The Argentinian company Juguetes Rasti was founded in 1965 by Antonio Dimare, an Italian immigrant with a passion for making toys. The original Rasti line, a set of building blocks that could be attached together to form different objects, soon became popular throughout Latin America.
However, when the Chinese influx of cheaply- made toys hit in the 1980s and 1990s, toy markets all around the world suffered, and Argentina was no exception. Juguetes Rasti had several lines of products that were still going strong, but they were forced to shut down production on their signature construction toy.
In spite of challenges and difficulties, Rasti is now being led by a full slate of second-generation siblings: Daniel, Fabian, Sergio, Gabriel and Sabrina. Together, they have realised a 21st-century strategy to making the business thrive through innovation. They even relaunched production on the Rasti construction toy line in 2007. Today, the history of Juguetes Rasti is a source of inspiration for the local entrepreneurial community.
Recently, Tharawat Magazine spoke with Daniel Dimare, Marketing Director of the company, to discuss working alongside four siblings and managing the balance between innovation and tradition in the toy industry.
How has the industry changed and evolved since your father Antonio founded Juguetes Dimare in 1965?
The toy industry around the world was forever changed by the invasion of cheap Chinese toys. In the 1980s and 1990s, it almost destroyed the toy industries of many countries and certainly affected our production line. We had to adapt and focus on cost optimisation, process automation and branding.
In more recent years, the emergence of different technologies has taken children away from the traditional, creative games designed to aid their development. We cannot fight these trends so we incorporate them into our products. In 2016, we needed to add a doll to our blocks line. Instead of creating a normal doll, we developed a “mutant” model that allows the child to assemble the doll and transform it into different types of real or even fantasy characters. We also give our customers the possibility to produce on-demand pieces with 3D printing technology.
On the other hand, today’s tendency to entertain children through gadgets and apps has also resulted in a renewed demand for traditional toys that allow parents to share quality time with their children. The trend cuts both ways.

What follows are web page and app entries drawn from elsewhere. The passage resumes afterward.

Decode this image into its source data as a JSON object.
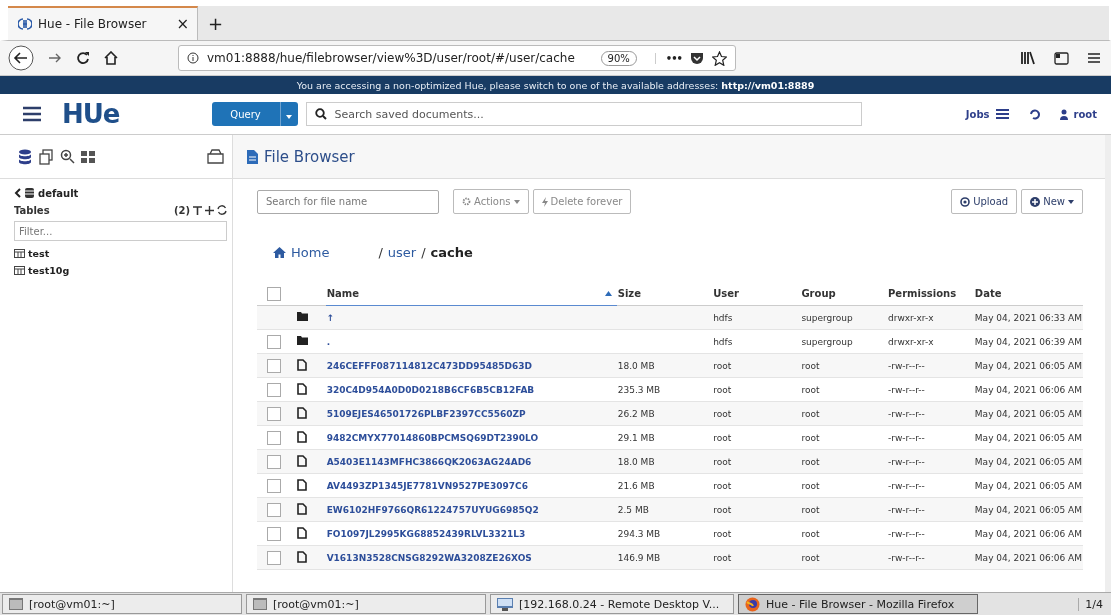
{
  "browser": {
    "tabs": [
      {
        "title": "Hue - File Browser",
        "selected": true
      }
    ],
    "new_tab": "+",
    "close": "×",
    "url": "vm01:8888/hue/filebrowser/view%3D/user/root/#/user/cache",
    "zoom": "90%",
    "more": "•••"
  },
  "banner": {
    "text": "You are accessing a non-optimized Hue, please switch to one of the available addresses: ",
    "link": "http://vm01:8889"
  },
  "header": {
    "logo": "HUe",
    "query_button": "Query",
    "search": {
      "placeholder": "Search saved documents..."
    },
    "jobs": "Jobs",
    "user": "root"
  },
  "sidebar": {
    "database": "default",
    "tables_label": "Tables",
    "count": "(2)",
    "filter": {
      "placeholder": "Filter..."
    },
    "tables": [
      {
        "name": "test",
        "selected": false
      },
      {
        "name": "test10g",
        "selected": false
      }
    ]
  },
  "file_browser": {
    "title": "File Browser",
    "search": {
      "placeholder": "Search for file name"
    },
    "actions_button": "Actions",
    "delete_button": "Delete forever",
    "upload_button": "Upload",
    "new_button": "New",
    "breadcrumb": {
      "home": "Home",
      "parts": [
        {
          "separator": "/",
          "label": "user",
          "current": false
        },
        {
          "separator": "/",
          "label": "cache",
          "current": true
        }
      ]
    },
    "select_all": {
      "checked": false
    },
    "table": {
      "columns": [
        {
          "label": "Name",
          "sorted": true
        },
        {
          "label": "Size",
          "sorted": false
        },
        {
          "label": "User",
          "sorted": false
        },
        {
          "label": "Group",
          "sorted": false
        },
        {
          "label": "Permissions",
          "sorted": false
        },
        {
          "label": "Date",
          "sorted": false
        }
      ],
      "rows": [
        {
          "kind": "folder",
          "name": "↑",
          "size": "",
          "user": "hdfs",
          "group": "supergroup",
          "permissions": "drwxr-xr-x",
          "date": "May 04, 2021 06:33 AM"
        },
        {
          "kind": "folder",
          "checked": false,
          "name": ".",
          "size": "",
          "user": "hdfs",
          "group": "supergroup",
          "permissions": "drwxr-xr-x",
          "date": "May 04, 2021 06:39 AM"
        },
        {
          "kind": "file",
          "checked": false,
          "name": "246CEFFF087114812C473DD95485D63D",
          "size": "18.0 MB",
          "user": "root",
          "group": "root",
          "permissions": "-rw-r--r--",
          "date": "May 04, 2021 06:05 AM"
        },
        {
          "kind": "file",
          "checked": false,
          "name": "320C4D954A0D0D0218B6CF6B5CB12FAB",
          "size": "235.3 MB",
          "user": "root",
          "group": "root",
          "permissions": "-rw-r--r--",
          "date": "May 04, 2021 06:06 AM"
        },
        {
          "kind": "file",
          "checked": false,
          "name": "5109EJES46501726PLBF2397CC5560ZP",
          "size": "26.2 MB",
          "user": "root",
          "group": "root",
          "permissions": "-rw-r--r--",
          "date": "May 04, 2021 06:05 AM"
        },
        {
          "kind": "file",
          "checked": false,
          "name": "9482CMYX77014860BPCMSQ69DT2390LO",
          "size": "29.1 MB",
          "user": "root",
          "group": "root",
          "permissions": "-rw-r--r--",
          "date": "May 04, 2021 06:05 AM"
        },
        {
          "kind": "file",
          "checked": false,
          "name": "A5403E1143MFHC3866QK2063AG24AD6",
          "size": "18.0 MB",
          "user": "root",
          "group": "root",
          "permissions": "-rw-r--r--",
          "date": "May 04, 2021 06:05 AM"
        },
        {
          "kind": "file",
          "checked": false,
          "name": "AV4493ZP1345JE7781VN9527PE3097C6",
          "size": "21.6 MB",
          "user": "root",
          "group": "root",
          "permissions": "-rw-r--r--",
          "date": "May 04, 2021 06:05 AM"
        },
        {
          "kind": "file",
          "checked": false,
          "name": "EW6102HF9766QR61224757UYUG6985Q2",
          "size": "2.5 MB",
          "user": "root",
          "group": "root",
          "permissions": "-rw-r--r--",
          "date": "May 04, 2021 06:05 AM"
        },
        {
          "kind": "file",
          "checked": false,
          "name": "FO1097JL2995KG68852439RLVL3321L3",
          "size": "294.3 MB",
          "user": "root",
          "group": "root",
          "permissions": "-rw-r--r--",
          "date": "May 04, 2021 06:06 AM"
        },
        {
          "kind": "file",
          "checked": false,
          "name": "V1613N3528CNSG8292WA3208ZE26XOS",
          "size": "146.9 MB",
          "user": "root",
          "group": "root",
          "permissions": "-rw-r--r--",
          "date": "May 04, 2021 06:06 AM"
        }
      ]
    }
  },
  "taskbar": {
    "items": [
      {
        "label": "[root@vm01:~]",
        "kind": "terminal",
        "selected": false
      },
      {
        "label": "[root@vm01:~]",
        "kind": "terminal",
        "selected": false
      },
      {
        "label": "[192.168.0.24 - Remote Desktop V...",
        "kind": "remote",
        "selected": false
      },
      {
        "label": "Hue - File Browser - Mozilla Firefox",
        "kind": "browser",
        "selected": true
      }
    ],
    "pager": "1/4"
  }
}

Tradition and innovation often collide when a company moves from one generation to the next. How has innovation impacted your business?
We embrace innovations that serve to rejuvenate the brand and the company. We are adopting new technologies to increase the enjoyment from playing with our toys, but designing products that stimulate the child’s development is always our utmost priority.
In 2004, we started to incorporate new technologies such as robotics and programming into traditional toys. The idea was to help stimulate children’s brains while introducing them to the technologies of tomorrow. For instance, we recently released Castillo de Fuego, a game that involves augmented reality technology. Children can use blocks to build a traditional castle that, when viewed through a tablet or smartphone, will also show animated characters that can be controlled using the device.
Juguetes Rasti has received numerous awards and attention from the international media. What makes your toys different?
We specialise in offering fun and stimulation for children through innovative and educational toys. We appeal to adults because they either played with our toys in their childhood or they’ve adopted us as a “detox” from the overabundance of digital entertainment children are exposed to. We focus on parents and families who want less screen time and more creative play for their children. I believe this allows us to differentiate ourselves and obtain a better competitive position within the toy market.
Another element that sets us apart from other toy companies is our “free play” constructions line. These toys come with a mix of completely different pieces and no instructions. Providing an image to replicate doesn’t stimulate creativity because it simply requires the child to follow instructions. Instead, we want children to be free to use their imagination and create all different types of constructions without any kind of limitation.